So I will be honest….I hadn’t read an Elephant and Piggie by Mo Willems book until this one. I wasn’t against this series, I just knew that enough kids loved it that I didn’t feel the need to read it and could read something that maybe kids didn’t know about. That being said, just through this one title I could grasp what all the hype has been about . This is the goodbye book from Elephant and Piggie…this series is over. However, in case you didn’t know, Elephant and Piggie are now sharing the books that they are reading from authors such as Dan Santat and Laurie Keller. So worth the time to read.
Kate Messner writes about such a wide range of topics. I actually discovered this book because I read an article that Kate was asked to NOT attend a school visit due to this book. I would imagine that we will see this on the Banned/Challenged book list very soon.

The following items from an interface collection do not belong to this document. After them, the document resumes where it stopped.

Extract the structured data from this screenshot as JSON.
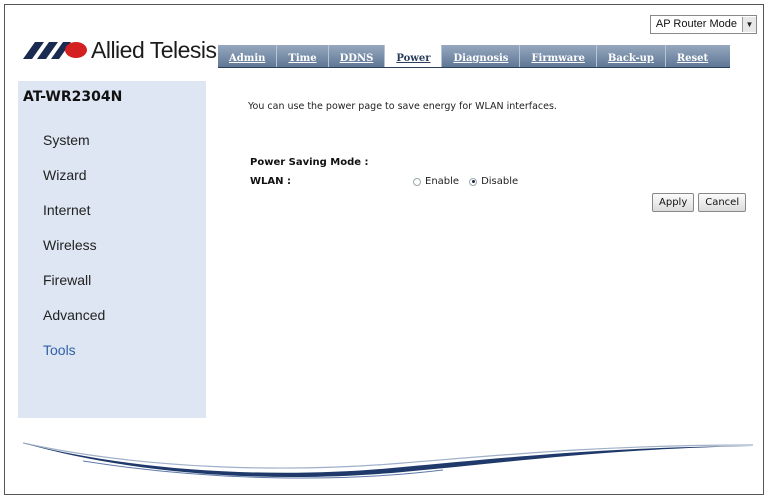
{
  "header": {
    "brand": "Allied Telesis",
    "mode_select": {
      "value": "AP Router Mode"
    }
  },
  "tabs": [
    {
      "label": "Admin"
    },
    {
      "label": "Time"
    },
    {
      "label": "DDNS"
    },
    {
      "label": "Power",
      "active": true
    },
    {
      "label": "Diagnosis"
    },
    {
      "label": "Firmware"
    },
    {
      "label": "Back-up"
    },
    {
      "label": "Reset"
    }
  ],
  "sidebar": {
    "model": "AT-WR2304N",
    "items": [
      {
        "label": "System"
      },
      {
        "label": "Wizard"
      },
      {
        "label": "Internet"
      },
      {
        "label": "Wireless"
      },
      {
        "label": "Firewall"
      },
      {
        "label": "Advanced"
      },
      {
        "label": "Tools",
        "active": true
      }
    ]
  },
  "main": {
    "intro": "You can use the power page to save energy for WLAN interfaces.",
    "section_title": "Power Saving Mode :",
    "wlan_label": "WLAN :",
    "options": {
      "enable": "Enable",
      "disable": "Disable",
      "selected": "Disable"
    },
    "buttons": {
      "apply": "Apply",
      "cancel": "Cancel"
    }
  },
  "colors": {
    "tab_bar": "#5f7795",
    "sidebar_bg": "#dde6f2",
    "active_nav": "#3060a8",
    "logo_red": "#d42020",
    "logo_dark": "#1a2a50"
  }
}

Charlie is an Irish dancer, a sister, a friend, a daughter who she discovers a fish that grants wishes. She quickly learns that wishing for what she wants doesn’t always turn out the way she expects.
This book deals with the very difficult topic of drug addiction. I can understand the reluctance of educators and parents when it comes to this book, but Kate’s response to the disinvite was brillant: “When we decide a book is inappropriate for a school library because it deals with a tough subject, we’re telling kids in that situation that their problems can’t even be talked about,” read the whole article here.
These types of books are important. It can help a kid not feel alone. It can help a parent talk about a difficult topic. It can help everyone start a conversation.
I have been seriously slacking! I wrote about more Otter fun without ever mentioning Otter before…I hope Otter and Sam will forgive me. Otter lives with Otter Keeper and together they celebrate Halloween, talk about school and Otter even goes to outer space…in addition to starting her own school. This is such a fun series with great illustrations. I can’t get enough of Otter.
Back in 2013, I had added The Naturals as a “to read” book. Unfortunately I forgot about it until just a couple weeks ago when I re-discovered it after reading Barnes’s Fixer series. In a way I am glad that I forgot about it because I have plowed through all three books in a just a couple weeks…and now I have to wait for book 4….until November….
Cassie’s mother was murdered. It had always been just her and her mother so when her father didn’t want to take her, she was sent with his family and she learned to accept these people who hadn’t ever been a part of her life. However, Cassie has always been able to read people’s emotions and she is approached by a handsome boy close to her age, she decides to join The Naturals…a program used by the government but under the guise of a gifted schooling program. Cassie meets 4 other teens who all have special gifts. Will she learn to trust this band of misfits? Will she ever solve her mother’s murder? Will her father ever be a part of her life?
Jennifer Lynn Barnes has written many things. I found her just by chance. The first thing I read by her, The Fixer, had me turning the pages, wanting more the entire way through. Tess Kendrick has lived with her grandfather “gramps” for many years, after her parents were killed. Her sister, Ivy, is almost non-existent in her life and Tess is bitter about that. When Gramps dies, Tess thinks it will be easy to just live on her own, but Ivy has other plans for Tess.
Ivy is a “fixer” in the often turbulent city of Washington D.C. She fixes all kinds of problems and anytime that Tess wants to know more, Ivy shuts the door. Tess learns family secrets that she couldn’t ever imagine happened. These secrets barely begin to touch the surface of the Kendrick family as well as families of Tess’s new friends.